Your task is to copy each line of the material below that includes "Output".

----------------

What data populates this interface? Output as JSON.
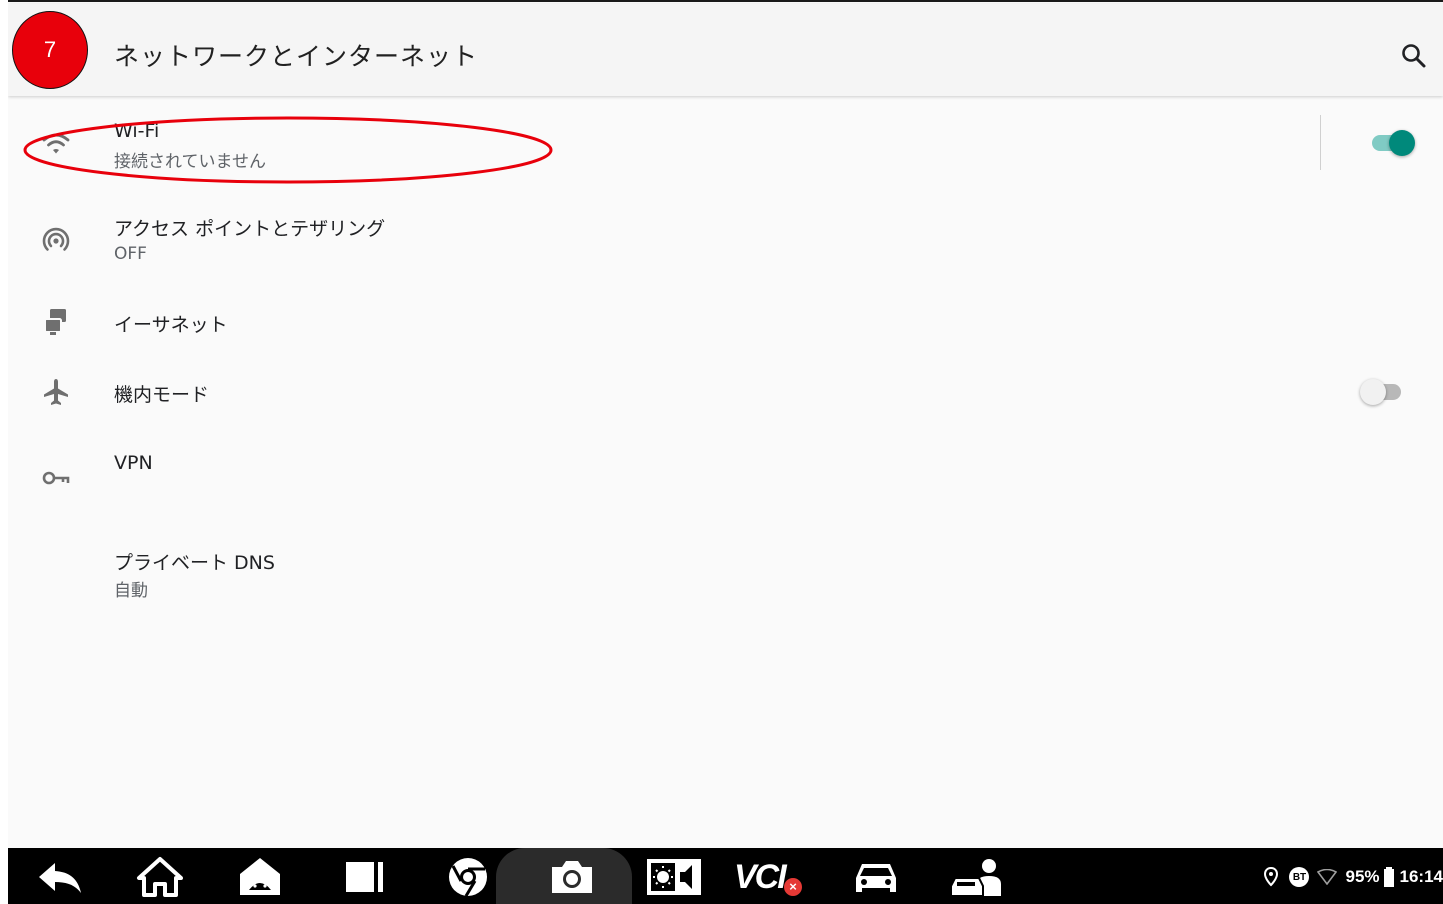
{
  "annotation": {
    "step_number": "7",
    "badge_color": "#e8000b",
    "outline_color": "#e8000b"
  },
  "appbar": {
    "title": "ネットワークとインターネット",
    "search_icon": "search-icon"
  },
  "settings": {
    "wifi": {
      "title": "Wi-Fi",
      "summary": "接続されていません",
      "icon": "wifi-icon",
      "enabled": true
    },
    "hotspot": {
      "title": "アクセス ポイントとテザリング",
      "summary": "OFF",
      "icon": "hotspot-icon"
    },
    "ethernet": {
      "title": "イーサネット",
      "icon": "ethernet-icon"
    },
    "airplane": {
      "title": "機内モード",
      "icon": "airplane-icon",
      "enabled": false
    },
    "vpn": {
      "title": "VPN",
      "icon": "vpn-key-icon"
    },
    "private_dns": {
      "title": "プライベート DNS",
      "summary": "自動"
    }
  },
  "navbar": {
    "vci_label": "VCI",
    "items": [
      "back-icon",
      "home-icon",
      "android-home-icon",
      "recents-icon",
      "browser-icon",
      "camera-icon",
      "brightness-volume-icon",
      "vci-icon",
      "car-icon",
      "remote-expert-icon"
    ]
  },
  "status_bar": {
    "battery": "95%",
    "time": "16:14",
    "bt_label": "BT"
  },
  "colors": {
    "accent": "#00897b",
    "accent_track": "#80cbc4",
    "background": "#fafafa",
    "navbar": "#000000"
  }
}
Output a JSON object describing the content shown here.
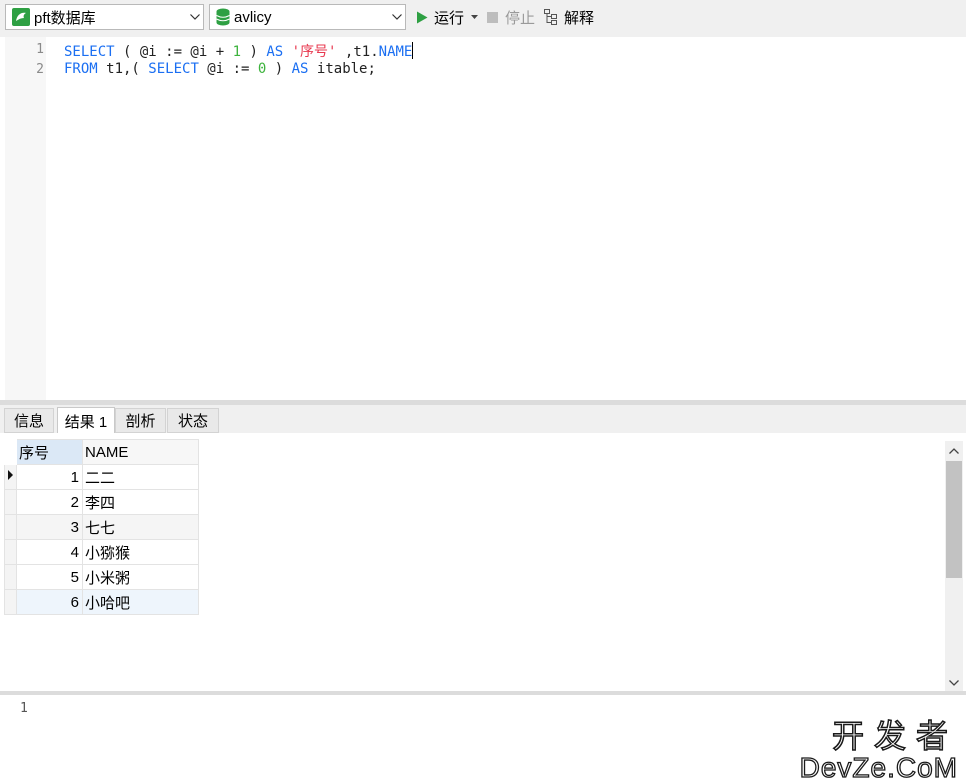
{
  "toolbar": {
    "connection": "pft数据库",
    "database": "avlicy",
    "run": "运行",
    "stop": "停止",
    "explain": "解释",
    "accent_run": "#2ea043",
    "accent_db": "#2ea043"
  },
  "editor": {
    "lines": [
      {
        "num": "1"
      },
      {
        "num": "2"
      }
    ],
    "tokens1": [
      "SELECT",
      " ( @i := @i + ",
      "1",
      " ) ",
      "AS",
      " ",
      "'序号'",
      " ,t1.",
      "NAME"
    ],
    "tokens2": [
      "FROM",
      " t1,( ",
      "SELECT",
      " @i := ",
      "0",
      " ) ",
      "AS",
      " itable;"
    ]
  },
  "tabs": [
    "信息",
    "结果 1",
    "剖析",
    "状态"
  ],
  "results": {
    "columns": [
      "序号",
      "NAME"
    ],
    "rows": [
      {
        "seq": "1",
        "name": "二二"
      },
      {
        "seq": "2",
        "name": "李四"
      },
      {
        "seq": "3",
        "name": "七七"
      },
      {
        "seq": "4",
        "name": "小猕猴"
      },
      {
        "seq": "5",
        "name": "小米粥"
      },
      {
        "seq": "6",
        "name": "小哈吧"
      }
    ]
  },
  "message": {
    "line": "1"
  },
  "watermark": {
    "line1": "开发者",
    "line2": "DevZe.CoM"
  }
}
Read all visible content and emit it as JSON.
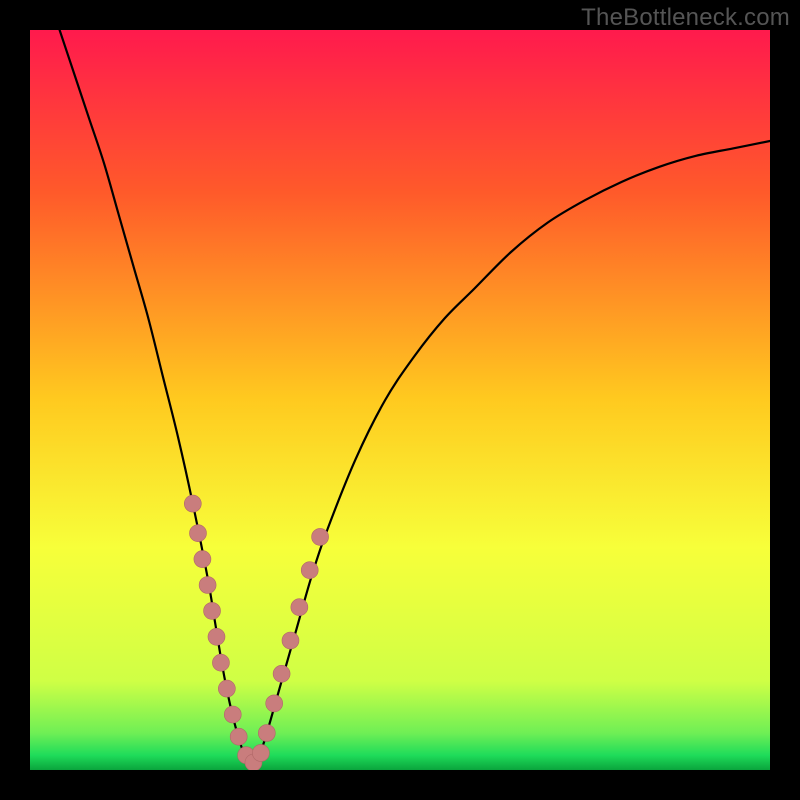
{
  "watermark": "TheBottleneck.com",
  "colors": {
    "frame": "#000000",
    "watermark": "#555555",
    "curve": "#000000",
    "marker_fill": "#c97d7d",
    "marker_stroke": "#b06868",
    "gradient_top": "#ff1a4d",
    "gradient_mid1": "#ff6a2a",
    "gradient_mid2": "#ffd21f",
    "gradient_mid3": "#f7ff3a",
    "gradient_low": "#d8ff4a",
    "gradient_green": "#1fdc5a",
    "gradient_base": "#0aa43c"
  },
  "chart_data": {
    "type": "line",
    "title": "",
    "xlabel": "",
    "ylabel": "",
    "xlim": [
      0,
      100
    ],
    "ylim": [
      0,
      100
    ],
    "series": [
      {
        "name": "bottleneck-curve",
        "x": [
          4,
          6,
          8,
          10,
          12,
          14,
          16,
          18,
          20,
          22,
          24,
          25,
          26,
          27,
          28,
          29,
          30,
          31,
          32,
          34,
          36,
          38,
          40,
          44,
          48,
          52,
          56,
          60,
          65,
          70,
          75,
          80,
          85,
          90,
          95,
          100
        ],
        "y": [
          100,
          94,
          88,
          82,
          75,
          68,
          61,
          53,
          45,
          36,
          26,
          20,
          14,
          9,
          5,
          2,
          0.6,
          2,
          5,
          12,
          19,
          26,
          32,
          42,
          50,
          56,
          61,
          65,
          70,
          74,
          77,
          79.5,
          81.5,
          83,
          84,
          85
        ]
      }
    ],
    "markers": {
      "name": "highlighted-points",
      "x": [
        22,
        22.7,
        23.3,
        24,
        24.6,
        25.2,
        25.8,
        26.6,
        27.4,
        28.2,
        29.2,
        30.2,
        31.2,
        32,
        33,
        34,
        35.2,
        36.4,
        37.8,
        39.2
      ],
      "y": [
        36,
        32,
        28.5,
        25,
        21.5,
        18,
        14.5,
        11,
        7.5,
        4.5,
        2,
        1,
        2.3,
        5,
        9,
        13,
        17.5,
        22,
        27,
        31.5
      ]
    },
    "gradient_stops": [
      {
        "offset": 0,
        "color": "#ff1a4d"
      },
      {
        "offset": 22,
        "color": "#ff5a2a"
      },
      {
        "offset": 50,
        "color": "#ffca1f"
      },
      {
        "offset": 70,
        "color": "#f7ff3a"
      },
      {
        "offset": 88,
        "color": "#cfff45"
      },
      {
        "offset": 95,
        "color": "#6fef55"
      },
      {
        "offset": 98,
        "color": "#1fdc5a"
      },
      {
        "offset": 100,
        "color": "#0aa43c"
      }
    ]
  }
}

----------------

ANSWER TO THIS EXERCISE:
What data populates this interface? Output as JSON.
Output a JSON object describing the content shown here.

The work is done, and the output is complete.